The word “kompeni” was the spelling and pronunciation used by native Netherland Indies people for the Dutch word “compagnie” – the same as the English word “company”. At first this term was used to refer to the Dutch East Indies Company, the Verenigde Oost Indische Compagnie or “VOC”. This enterprise initially came to our Archipelago to trade, but later on got greedy and expanded into colonization. When the VOC, profoundly corrupt, went bankrupt in 1799, it was muscled aside by the Royal Government of the Netherlands, who became the colonial exploiters. Since all this was happening in the same country, the people continued to call the Dutch colonists the “kompeni”. Even now, this word brings to mind the acute pain of social, economic, and political oppression that our forefathers suffered, victims of Dutch colonization.
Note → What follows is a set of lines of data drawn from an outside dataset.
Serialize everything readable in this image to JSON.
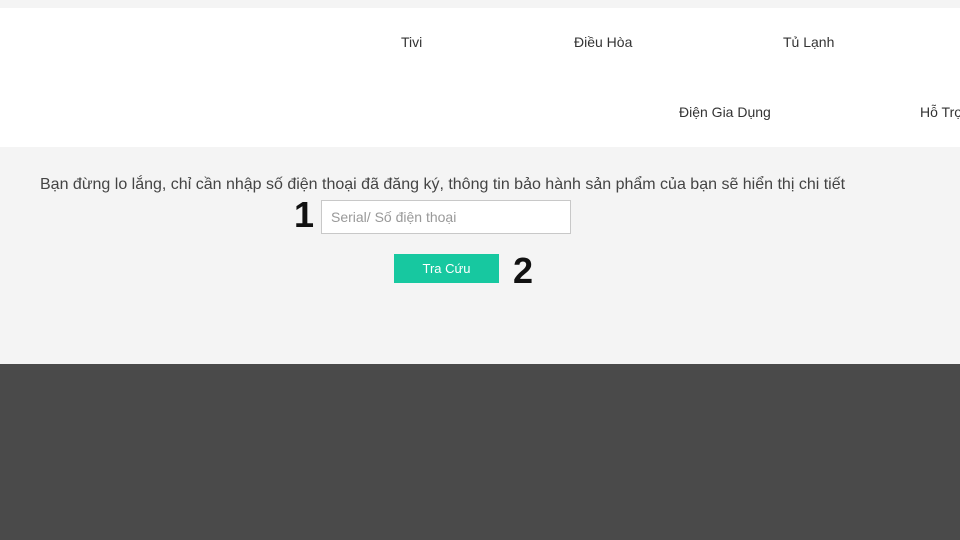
{
  "nav": {
    "items": [
      {
        "label": "Tivi"
      },
      {
        "label": "Điều Hòa"
      },
      {
        "label": "Tủ Lạnh"
      },
      {
        "label": "Điện Gia Dụng"
      },
      {
        "label": "Hỗ Trợ"
      }
    ]
  },
  "lookup": {
    "instruction": "Bạn đừng lo lắng, chỉ cần nhập số điện thoại đã đăng ký, thông tin bảo hành sản phẩm của bạn sẽ hiển thị chi tiết",
    "step_1": "1",
    "step_2": "2",
    "input_value": "",
    "input_placeholder": "Serial/ Số điện thoại",
    "button_label": "Tra Cứu"
  },
  "colors": {
    "button_bg": "#17c8a0",
    "section_bg": "#f4f4f4",
    "footer_bg": "#4a4a4a",
    "header_bg": "#ffffff"
  }
}
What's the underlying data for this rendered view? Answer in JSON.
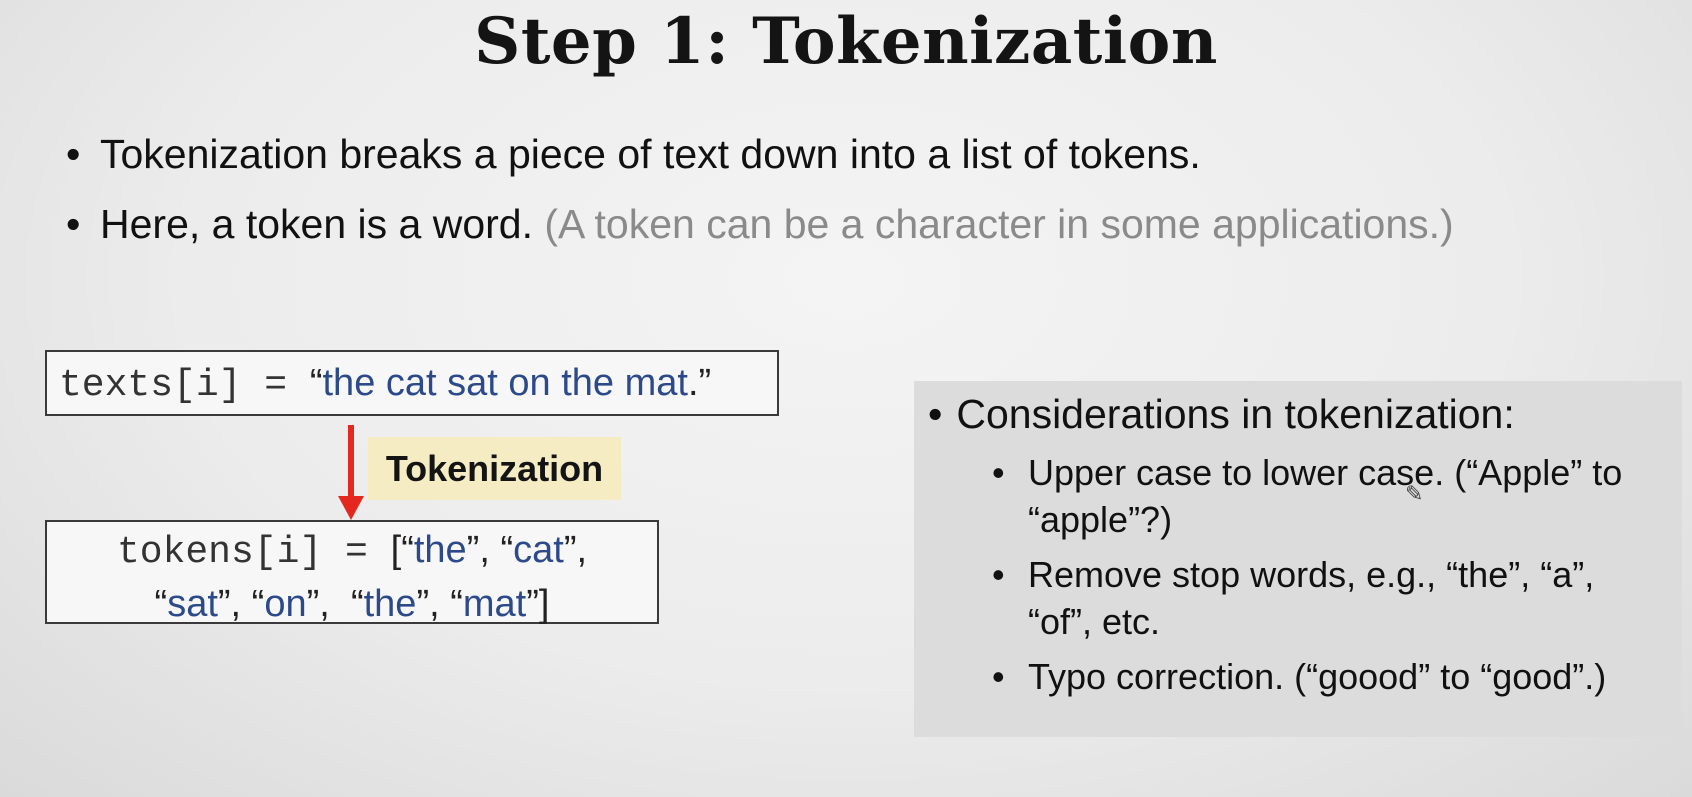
{
  "title": "Step 1: Tokenization",
  "bullets": [
    {
      "main": "Tokenization breaks a piece of text down into a list of tokens.",
      "aside": ""
    },
    {
      "main": "Here, a token is a word. ",
      "aside": "(A token can be a character in some applications.)"
    }
  ],
  "texts_box": {
    "code": "texts[i] = ",
    "open_quote": "“",
    "string": "the cat sat on the mat",
    "close_quote": ".”"
  },
  "arrow_label": "Tokenization",
  "tokens_box": {
    "code": "tokens[i] = ",
    "line1_tokens": [
      "the",
      "cat"
    ],
    "line2_tokens": [
      "sat",
      "on",
      "the",
      "mat"
    ]
  },
  "considerations": {
    "heading": "Considerations in tokenization:",
    "items": [
      "Upper case to lower case. (“Apple” to “apple”?)",
      "Remove stop words, e.g., “the”, “a”, “of”, etc.",
      "Typo correction. (“goood” to “good”.)"
    ]
  },
  "colors": {
    "code_blue": "#2c4a8a",
    "arrow": "#e4281f",
    "label_bg": "#f6ecc3",
    "panel_bg": "#dcdcdc"
  },
  "icons": {
    "cursor": "pencil-cursor-icon"
  }
}
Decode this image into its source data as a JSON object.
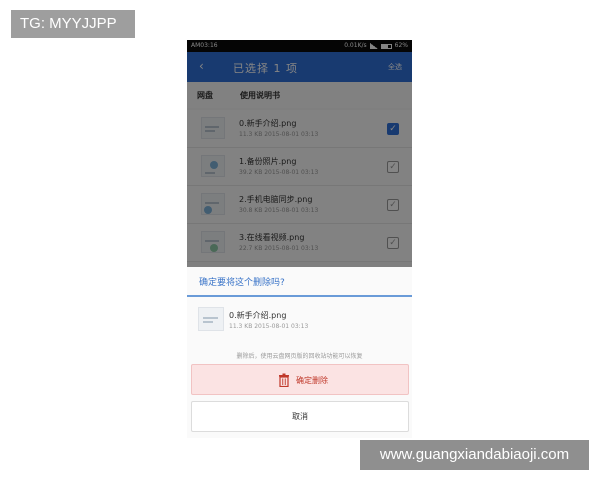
{
  "overlay": {
    "tg_label": "TG: MYYJJPP",
    "watermark": "www.guangxiandabiaoji.com"
  },
  "status_bar": {
    "time": "AM03:16",
    "speed": "0.01K/s",
    "battery": "62%"
  },
  "app_bar": {
    "back_icon": "chevron-left-icon",
    "title": "已选择 1 项",
    "select_all": "全选"
  },
  "list_header": {
    "tab1": "网盘",
    "tab2": "使用说明书"
  },
  "files": [
    {
      "name": "0.新手介绍.png",
      "meta": "11.3 KB   2015-08-01 03:13",
      "checked": true
    },
    {
      "name": "1.备份照片.png",
      "meta": "39.2 KB   2015-08-01 03:13",
      "checked": false
    },
    {
      "name": "2.手机电脑同步.png",
      "meta": "30.8 KB   2015-08-01 03:13",
      "checked": false
    },
    {
      "name": "3.在线看视频.png",
      "meta": "22.7 KB   2015-08-01 03:13",
      "checked": false
    }
  ],
  "dialog": {
    "title": "确定要将这个删除吗?",
    "file_name": "0.新手介绍.png",
    "file_meta": "11.3 KB   2015-08-01 03:13",
    "hint": "删除后，使用云盘网页版的回收站功能可以恢复",
    "confirm_label": "确定删除",
    "cancel_label": "取消",
    "confirm_icon": "trash-icon"
  },
  "colors": {
    "accent": "#2f6fd6",
    "danger": "#c0392b",
    "danger_bg": "#fbe3e3"
  }
}
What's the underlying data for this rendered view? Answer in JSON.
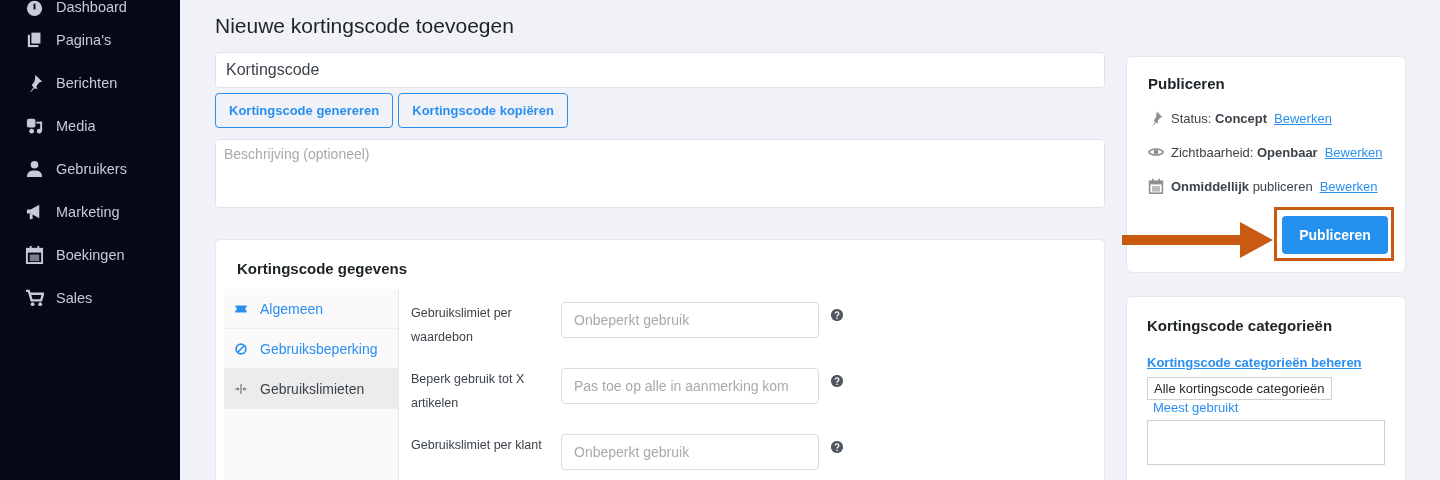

Our nation’s condition has turned darker nowadays, because our current government clings to a “kacung kompeni” (“colonialist stooge”) mentality. Our President, the one who should be leading our country, acts like the Governor General during kompeni days. He oversees the issuance of liberal policies that are suspiciously similar to opendeur politiek, rolling out the red carpet for foreign investors (a.k.a. “the company”) to invest their hot money in Indonesia. It has apparently never seemed worthwhile to this regime to nurture and mentor our depressed national industry. Ironically, Donald Trump, a great capitalist entrepreneur who leads the mother of all capitalist countries, the United States of America, is currently struggling to protect his country’s national industry from the hollowing-out of Chinese industry. Then there is China itself, which relentlessly focuses its full international policy on protecting its national interest, specifically that of its national industries.
I briefly explained how the opendeur politiek in olden days is mirrored by the policy model currently embraced by our Government – all too familiar as it resembles the one used by the Dutch kompeni of another era. The decision to issue this “16th Economic Policy Package” is actually a rerun, a copy-and-paste of the kompeni’s old policies. The only difference is the name: during the colonial era, this policy was called the opendeur politiek, the “open-door policy for all foreign capital”. In this era of modern colonization, this policy is termed the “Investment Negative List” (Daftar Negatif Investasi – “DNI”). In other words, this list details the types of business where 100% foreign ownership is allowed or disallowed.
Just imagine how the current aggressive construction of infrastructure is meant to smooth the inflow of foreign investments as it was in the old days. Imagine too, if we allow 100% foreign capital control of business fields that are the livelihood of UKMs and cooperatives. Let us remember what the word “koeli” means. In English, it is spelled “coolie”. This is a Mandarin Chinese term meaning “lowlife worker”, someone not much better than a slave. Someone who works rough, unskilled jobs for very little pay. That is what our people are going to face with the issuance of this “Package”, as they will be at the mercy of foreign capitalists who own 100% of the businesses they invest in, right here in Indonesia.
Modern “coolienization”, especially during the digital era, is a real concern that might just come true. Therefore, this modern opendeur politiek, framed as the “16th Economic Policy Package” must be rejected. Otherwise, what Bung Karno was worried about back in 1963 about “coolienization” will really come to pass with our people.
Let us heed Bung Karno’s warning: “And history shall write that there, between the continents of Asia and Australia, between the Pacific Ocean and the Indonesian Ocean, lived a nation that initially tried to live as a free nation again, but finally fell back into being a nation of coolies and the coolie of other nations (een natie van koelies, en een kolie onder de naties) ….”